“I call B.S.,” Patterson said. “Every other case, they’ve got tons (of security footage). You can’t tell me Vegas has no cameras on those streets.”
On the anniversary of Tomas’ passing, his family said little communication from investigators is making healing harder.
“I probably talked to the investigator twice, and that’s me calling,” Patterson said when asked how frequently investigators have updated her on her son’s case in one year. “They should at least keep us updated, you know? Once a month, ‘I’m sorry, we don’t have—’ not even that. Not even the consideration of that.”
“He’s a minority. Who cares? Or, he’s a rider. Who cares?

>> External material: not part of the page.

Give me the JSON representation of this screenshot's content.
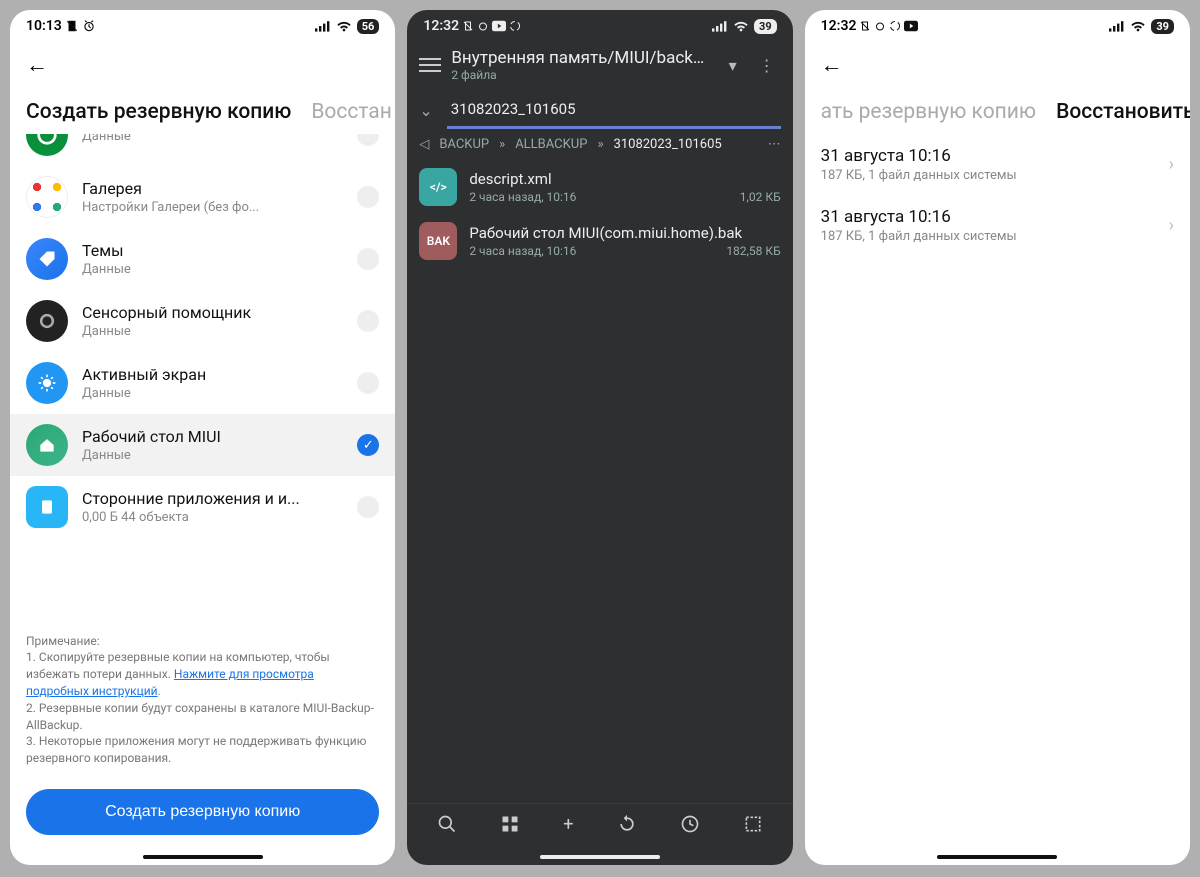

They’re speed demons.”
Fatal motorcycle crashes similar to Tomas’ have been on the rise in metropolitan Clark County, according to Tawnya Rosenthal, president of Rider SOS Accident Fund.

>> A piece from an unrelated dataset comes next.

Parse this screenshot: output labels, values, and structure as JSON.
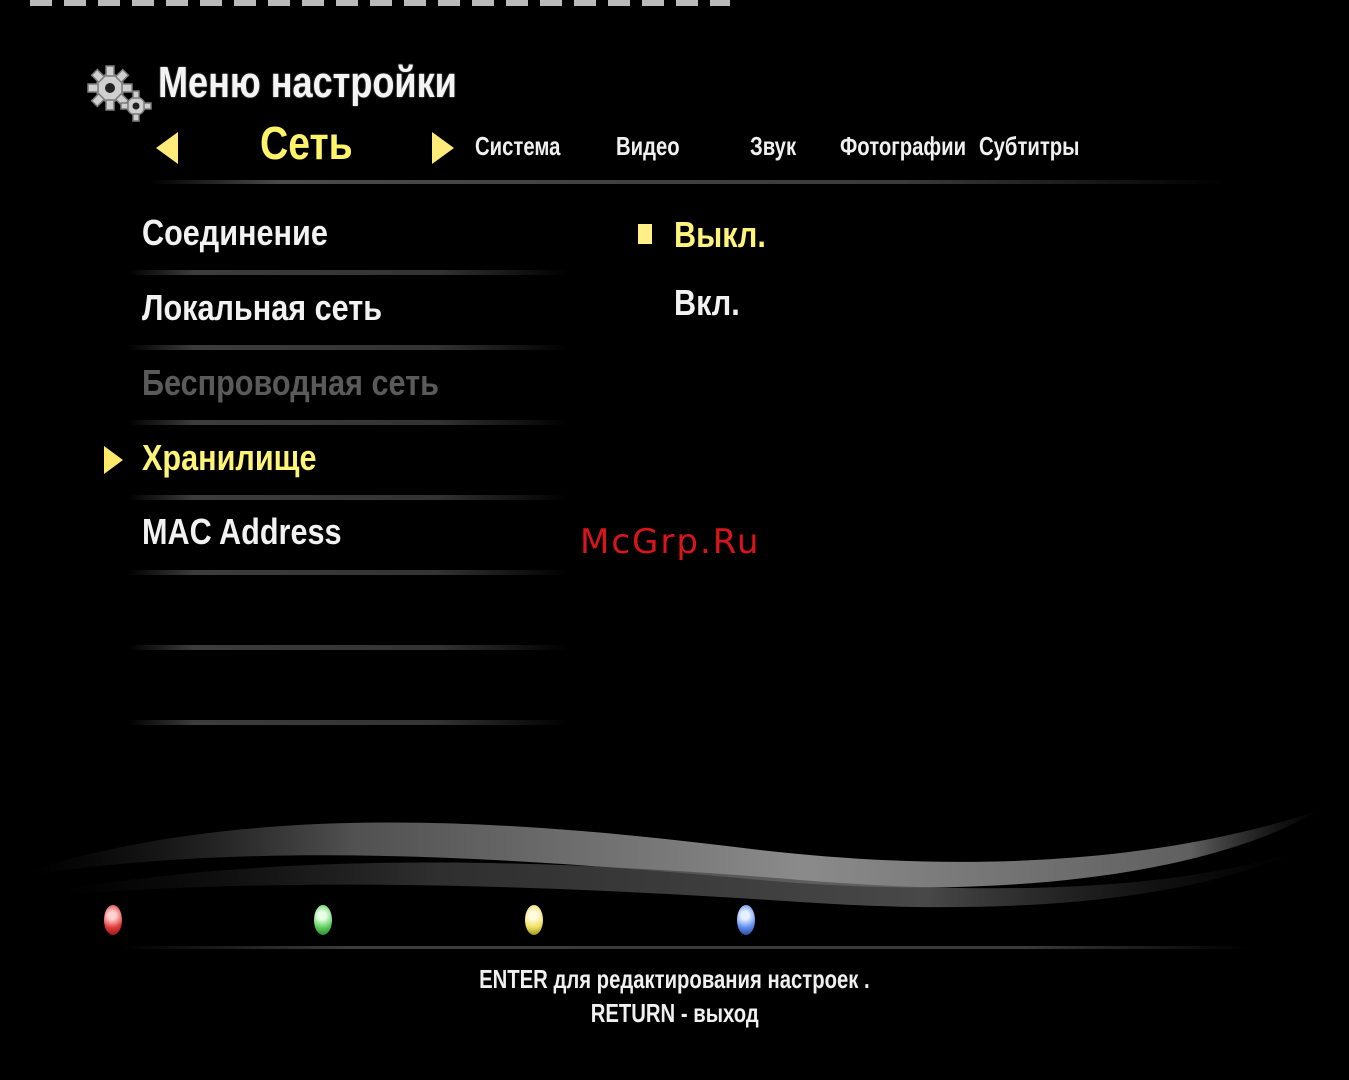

“We’re seeing a big issue with speed, both on the car drivers and the motorcyclists,” Rosenthal said during a virtual interview Thursday afternoon. “Their injuries are 15 to 20 times greater than say, a car accident because a motorcyclist doesn’t have a surrounding, or what we call a cage, around them if they’re involved in an accident.”
The nonprofit helps to cover living expenses for motorcycle victims as they recover from their injuries, which Rosenthal says is commonly from a couple of months to over a year. In the case of Tomas, the nonprofit offered emotional support and helped organize vigils for “Hawaii.”
Despite an outpour of support from the local biking community – as both a shoulder to cry on and investigators looking for the fleeing car – holding onto hope for answers is driving off.
“All his little nieces and nephews, they still run around the house talking about him, that they dreamed of him,” Kaluau, Tomas’ aunt, said while supporting her sister. “I just pray about it every day, that the person would come forward and turn himself in or herself in.”
“Be accountable for your actions. Just don’t leave somebody to die on the road,” Patterson said through heavy sighs and tearful eyes. “I don’t think we’ll ever get answers, and that’s going to be a lifelong pain and suffering from us.”
NSP confirmed the investigation is ongoing while investigators are still looking for witnesses and evidence, though said there is no further update as of Thursday.
A brigade of motorcyclists plan to ride valley roads up to the location of the crash for an anniversary vigil on Thursday night.